Turkey’s anti-PKK operation begins in Iraq

Turkey’s anti-PKK operation begins in Iraq
  • Ankara aims to ‘neutralize terrorists and destroy their shelters’

ANKARA: Turkey launched a military operation against the Kurdistan Workers’ Party (PKK) in northern Iraq on Monday.

Operation Claw, in the Hakurk region along the Turkish and Iranian borders, was conducted by commandos with air and artillery support.

The aim is to “neutralize terrorists and destroy their shelters,” said Turkey’s Defense Ministry. 

PKK militants mainly enter Turkey through Hakurk, and usually launch offensives during spring and summer.

More than 40,000 people have been killed during the group’s decades-long insurgency against the Turkish state. The PKK is listed as a terrorist group by Turkey, the US and the EU.

Iraqi Prime Minister Adel Abdel Mahdi recently visited Ankara and, at a joint press conference with Turkish President Recep Tayyip Erdogan, promised further security cooperation.

Mete Sohtaoglu, an Istanbul-based Middle East expert, told Arab News: “This cross-border ground and air operation has support from Baghdad.”

Sohtaoglu said “time will tell” what Tehran’s reaction is to the Turkish operation. “Another aim of the operation is to cut links between the PKK and its Syrian affiliates,” he added.

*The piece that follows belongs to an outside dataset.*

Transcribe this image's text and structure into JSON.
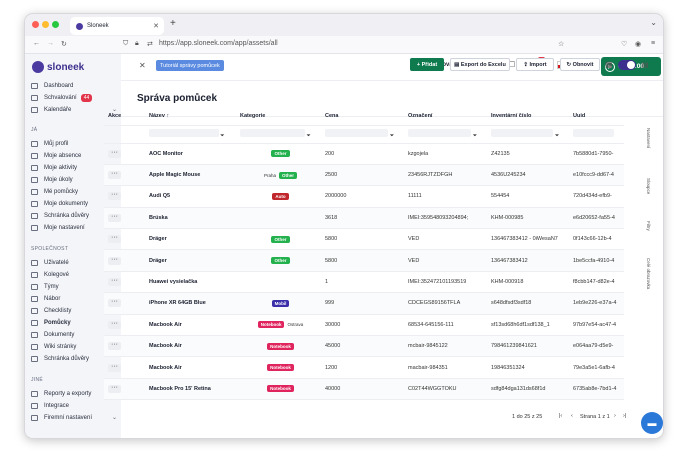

The PKK’s jailed leader Abdullah Ocalan recently urged the Kurdish-led Syrian Democratic Forces (SDF) to “consider Turkish sensitivities in Syria, with constitutional assurances given within the framework of Syria’s territorial integrity.” Ankara says the SDF is affiliated with the PKK.

Bilgay Duman, coordinator of Iraq studies at the Ankara-based think-tank ORSAM, said Operation Claw is significant in that it was launched on the same day that Iraqi President Barham Salih was in Turkey for a working visit.

The Iraqi government “can’t become very active against the PKK as it doesn’t have any administrative efficiency in the northern territories, but it’s aware of all of Ankara’s sensitivities and concerns,” he told Arab News.

Duman said he expects Turkey to target specific infrastructure, logistical bases and key PKK figures with Baghdad’s support.

“The PKK’s presence in urban areas (in Iraq) like Sinjar and Mahmour is a serious problem to tackle as well,” he added.